RAW DATA ::
+ + + + + + +

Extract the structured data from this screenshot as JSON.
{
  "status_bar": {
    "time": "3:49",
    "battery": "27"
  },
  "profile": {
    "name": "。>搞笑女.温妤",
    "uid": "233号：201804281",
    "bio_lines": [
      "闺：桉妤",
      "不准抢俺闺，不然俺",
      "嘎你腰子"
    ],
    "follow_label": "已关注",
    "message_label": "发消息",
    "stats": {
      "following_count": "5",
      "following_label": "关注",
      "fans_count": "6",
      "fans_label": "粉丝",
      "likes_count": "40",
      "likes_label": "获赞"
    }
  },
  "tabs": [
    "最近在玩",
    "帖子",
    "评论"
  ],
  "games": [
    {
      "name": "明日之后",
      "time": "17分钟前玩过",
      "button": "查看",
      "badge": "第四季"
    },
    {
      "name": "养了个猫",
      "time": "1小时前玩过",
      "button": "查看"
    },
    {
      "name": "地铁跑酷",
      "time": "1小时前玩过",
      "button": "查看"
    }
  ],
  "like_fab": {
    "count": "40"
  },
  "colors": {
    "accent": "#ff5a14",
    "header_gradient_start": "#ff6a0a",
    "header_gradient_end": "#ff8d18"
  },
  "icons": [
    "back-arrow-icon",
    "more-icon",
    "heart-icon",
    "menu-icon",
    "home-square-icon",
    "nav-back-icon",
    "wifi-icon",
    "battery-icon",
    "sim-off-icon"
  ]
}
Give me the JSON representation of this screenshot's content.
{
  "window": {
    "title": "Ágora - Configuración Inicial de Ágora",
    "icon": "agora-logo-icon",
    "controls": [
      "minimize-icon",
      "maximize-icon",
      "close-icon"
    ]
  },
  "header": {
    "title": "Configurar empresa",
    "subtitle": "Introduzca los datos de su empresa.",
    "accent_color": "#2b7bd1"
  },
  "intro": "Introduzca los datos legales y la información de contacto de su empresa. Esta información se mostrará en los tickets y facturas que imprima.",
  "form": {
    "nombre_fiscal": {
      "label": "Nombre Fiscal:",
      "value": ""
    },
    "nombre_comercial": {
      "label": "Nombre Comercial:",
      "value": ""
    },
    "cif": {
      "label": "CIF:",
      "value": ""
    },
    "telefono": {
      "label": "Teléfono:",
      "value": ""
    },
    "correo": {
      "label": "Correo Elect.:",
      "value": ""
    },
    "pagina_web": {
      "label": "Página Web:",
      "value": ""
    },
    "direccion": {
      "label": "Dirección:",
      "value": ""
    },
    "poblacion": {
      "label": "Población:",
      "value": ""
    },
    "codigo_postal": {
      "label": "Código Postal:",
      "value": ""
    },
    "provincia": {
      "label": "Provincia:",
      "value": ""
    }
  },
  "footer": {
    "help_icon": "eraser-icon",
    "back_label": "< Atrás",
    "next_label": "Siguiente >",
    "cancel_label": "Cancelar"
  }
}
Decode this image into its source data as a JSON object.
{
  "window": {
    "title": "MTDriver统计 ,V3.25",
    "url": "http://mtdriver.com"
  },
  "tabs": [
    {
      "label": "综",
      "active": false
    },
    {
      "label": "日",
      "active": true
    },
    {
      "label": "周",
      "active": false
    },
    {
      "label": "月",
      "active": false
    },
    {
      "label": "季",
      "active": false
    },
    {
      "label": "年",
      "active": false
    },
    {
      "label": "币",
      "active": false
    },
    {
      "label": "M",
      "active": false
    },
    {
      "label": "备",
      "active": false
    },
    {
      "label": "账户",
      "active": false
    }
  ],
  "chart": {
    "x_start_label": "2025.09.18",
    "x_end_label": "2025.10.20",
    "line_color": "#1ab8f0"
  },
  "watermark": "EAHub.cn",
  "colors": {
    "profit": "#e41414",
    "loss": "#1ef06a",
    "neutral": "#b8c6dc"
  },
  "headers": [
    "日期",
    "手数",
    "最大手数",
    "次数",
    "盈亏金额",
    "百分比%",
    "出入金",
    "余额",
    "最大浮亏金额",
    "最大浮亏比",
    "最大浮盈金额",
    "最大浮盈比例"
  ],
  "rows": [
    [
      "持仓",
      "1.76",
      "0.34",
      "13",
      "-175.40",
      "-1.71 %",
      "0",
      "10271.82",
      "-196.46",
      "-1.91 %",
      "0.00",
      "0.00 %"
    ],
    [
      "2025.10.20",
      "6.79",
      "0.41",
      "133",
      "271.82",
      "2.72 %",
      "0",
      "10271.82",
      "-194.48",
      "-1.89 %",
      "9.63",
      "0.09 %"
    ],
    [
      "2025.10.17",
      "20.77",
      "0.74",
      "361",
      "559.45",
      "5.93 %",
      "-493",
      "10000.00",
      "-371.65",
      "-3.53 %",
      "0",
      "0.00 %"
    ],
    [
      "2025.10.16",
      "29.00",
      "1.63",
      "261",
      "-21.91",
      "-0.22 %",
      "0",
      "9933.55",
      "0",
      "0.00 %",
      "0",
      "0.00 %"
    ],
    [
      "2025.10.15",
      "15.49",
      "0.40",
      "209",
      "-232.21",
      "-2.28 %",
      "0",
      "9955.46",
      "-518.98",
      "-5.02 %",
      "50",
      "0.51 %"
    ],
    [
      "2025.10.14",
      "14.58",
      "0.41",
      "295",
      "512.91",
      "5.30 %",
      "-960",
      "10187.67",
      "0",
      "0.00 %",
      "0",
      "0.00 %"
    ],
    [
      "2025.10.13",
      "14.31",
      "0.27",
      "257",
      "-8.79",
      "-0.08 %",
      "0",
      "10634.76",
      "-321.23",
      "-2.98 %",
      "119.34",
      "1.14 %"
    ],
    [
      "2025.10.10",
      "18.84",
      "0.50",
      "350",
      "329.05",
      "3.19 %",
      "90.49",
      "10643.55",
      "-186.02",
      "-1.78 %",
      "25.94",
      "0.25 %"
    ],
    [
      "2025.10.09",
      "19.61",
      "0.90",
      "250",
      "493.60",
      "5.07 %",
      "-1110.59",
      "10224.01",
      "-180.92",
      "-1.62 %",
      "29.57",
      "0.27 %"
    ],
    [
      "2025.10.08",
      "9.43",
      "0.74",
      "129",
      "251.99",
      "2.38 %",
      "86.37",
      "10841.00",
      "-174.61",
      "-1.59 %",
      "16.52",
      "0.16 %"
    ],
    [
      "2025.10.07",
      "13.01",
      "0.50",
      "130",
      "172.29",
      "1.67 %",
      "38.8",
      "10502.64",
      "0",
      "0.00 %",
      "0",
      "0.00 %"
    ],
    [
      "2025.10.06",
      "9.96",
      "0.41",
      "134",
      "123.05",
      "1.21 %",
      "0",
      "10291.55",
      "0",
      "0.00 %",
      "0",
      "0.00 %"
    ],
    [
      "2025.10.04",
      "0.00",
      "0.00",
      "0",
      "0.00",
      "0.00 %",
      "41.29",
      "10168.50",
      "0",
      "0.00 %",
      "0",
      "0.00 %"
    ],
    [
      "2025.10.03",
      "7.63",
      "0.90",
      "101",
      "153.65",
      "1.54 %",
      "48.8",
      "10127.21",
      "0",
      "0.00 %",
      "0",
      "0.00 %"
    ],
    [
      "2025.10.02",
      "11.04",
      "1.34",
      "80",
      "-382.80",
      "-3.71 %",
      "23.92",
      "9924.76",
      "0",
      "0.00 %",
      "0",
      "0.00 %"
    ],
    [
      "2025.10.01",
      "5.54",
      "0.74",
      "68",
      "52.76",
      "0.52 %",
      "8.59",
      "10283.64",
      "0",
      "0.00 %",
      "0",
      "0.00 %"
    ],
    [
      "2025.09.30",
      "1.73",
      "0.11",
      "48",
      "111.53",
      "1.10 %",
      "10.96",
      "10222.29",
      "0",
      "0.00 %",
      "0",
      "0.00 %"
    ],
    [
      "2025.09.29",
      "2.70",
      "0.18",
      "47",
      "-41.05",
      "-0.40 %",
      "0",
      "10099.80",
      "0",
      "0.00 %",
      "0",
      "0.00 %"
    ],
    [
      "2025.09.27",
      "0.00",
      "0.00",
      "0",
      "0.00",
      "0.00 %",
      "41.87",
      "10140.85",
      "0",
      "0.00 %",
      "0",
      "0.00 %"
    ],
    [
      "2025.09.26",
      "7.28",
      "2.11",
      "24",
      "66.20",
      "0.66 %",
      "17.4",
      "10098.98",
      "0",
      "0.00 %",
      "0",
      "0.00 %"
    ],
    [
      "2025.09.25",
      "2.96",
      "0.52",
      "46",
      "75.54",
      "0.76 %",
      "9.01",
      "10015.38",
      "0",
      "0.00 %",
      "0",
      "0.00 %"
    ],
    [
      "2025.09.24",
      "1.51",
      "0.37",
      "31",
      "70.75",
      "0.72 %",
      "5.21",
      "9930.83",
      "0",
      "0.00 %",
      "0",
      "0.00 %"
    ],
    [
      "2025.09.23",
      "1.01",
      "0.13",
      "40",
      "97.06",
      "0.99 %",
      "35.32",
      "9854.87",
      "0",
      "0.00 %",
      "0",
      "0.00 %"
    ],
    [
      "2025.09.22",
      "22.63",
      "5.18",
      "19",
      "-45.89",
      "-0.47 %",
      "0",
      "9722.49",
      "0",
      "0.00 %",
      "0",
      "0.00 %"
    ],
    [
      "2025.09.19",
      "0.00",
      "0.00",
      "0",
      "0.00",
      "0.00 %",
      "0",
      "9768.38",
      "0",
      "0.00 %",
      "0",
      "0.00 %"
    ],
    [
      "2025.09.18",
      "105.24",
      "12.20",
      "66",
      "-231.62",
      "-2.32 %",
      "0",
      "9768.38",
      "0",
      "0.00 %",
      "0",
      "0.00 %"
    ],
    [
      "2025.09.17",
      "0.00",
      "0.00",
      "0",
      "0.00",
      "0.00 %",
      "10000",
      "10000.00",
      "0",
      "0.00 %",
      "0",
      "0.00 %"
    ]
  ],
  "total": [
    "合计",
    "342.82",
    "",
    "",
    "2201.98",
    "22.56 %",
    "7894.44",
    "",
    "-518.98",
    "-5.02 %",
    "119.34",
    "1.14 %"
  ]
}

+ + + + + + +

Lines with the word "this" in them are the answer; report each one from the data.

WORKED SOLUTION ::
Extract the structured data from this screenshot as JSON.
Give me the JSON representation of this screenshot's content.
Decode this image into its source data as a JSON object.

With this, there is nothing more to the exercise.